Battery recyling startup wins Amazon's backing

I have mixed feelings about this one:

Tesla cofounder JB Straubel has been funded by Amazon for Redwood Materials, a start-up aiming to extract lithium, cobalt and nickel from old smartphones and other electronics for reuse in new electric batteries.

:arrow_right: Full story here (via Ars Technica)

While recovering these kinds of materials from discarded electronic devices is certainly a step in the right direction, for me, one of the commentors sums this up nicely:

And when people ask “Why does right to repair matter?” - this sort of thing is why.

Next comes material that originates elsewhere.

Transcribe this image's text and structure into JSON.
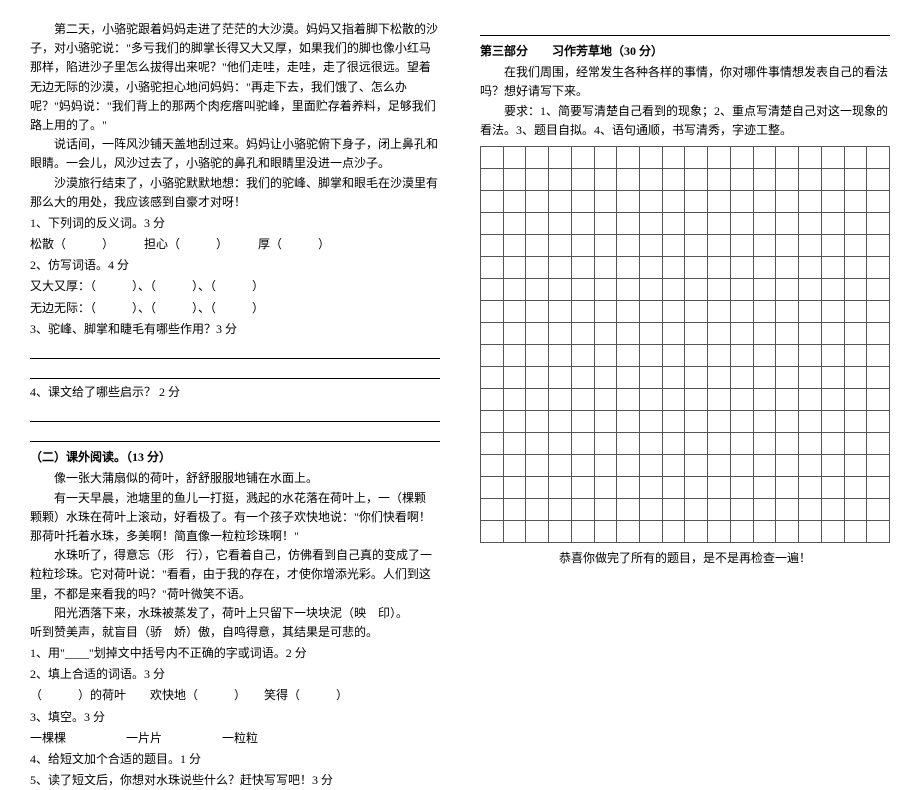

Yes, it’s good to recycle the waste when possible, but the jump to recycling as the first option misses, entirely, the older phrasing - “Reduce, Reuse, Recycle.” Recycling was the last step, not the first.

An older phone, able to be repaired, isn’t in a landfill in the first place, though the battery is usually the weak point.

Given Amazon’s own record when it comes to producing unrepairable, faulty/dangerous devices, investing in a recycling startup strikes me as an attempt to pay lip service to its climate pledges while essentially doing nothing to address more fundamental issues with its business model.

But perhaps I’m being too cynical here?

(In any case, it’s nice to see Ars readers on board with the Right to Repair!)

Eric Lundgren, famously imprisoned — with a nod from Microsoft — for distributing Windows recovery discs, is now in the lithium recycling business. He might be a more credible “recycler” although he appears to be focusing on reuse of batteries.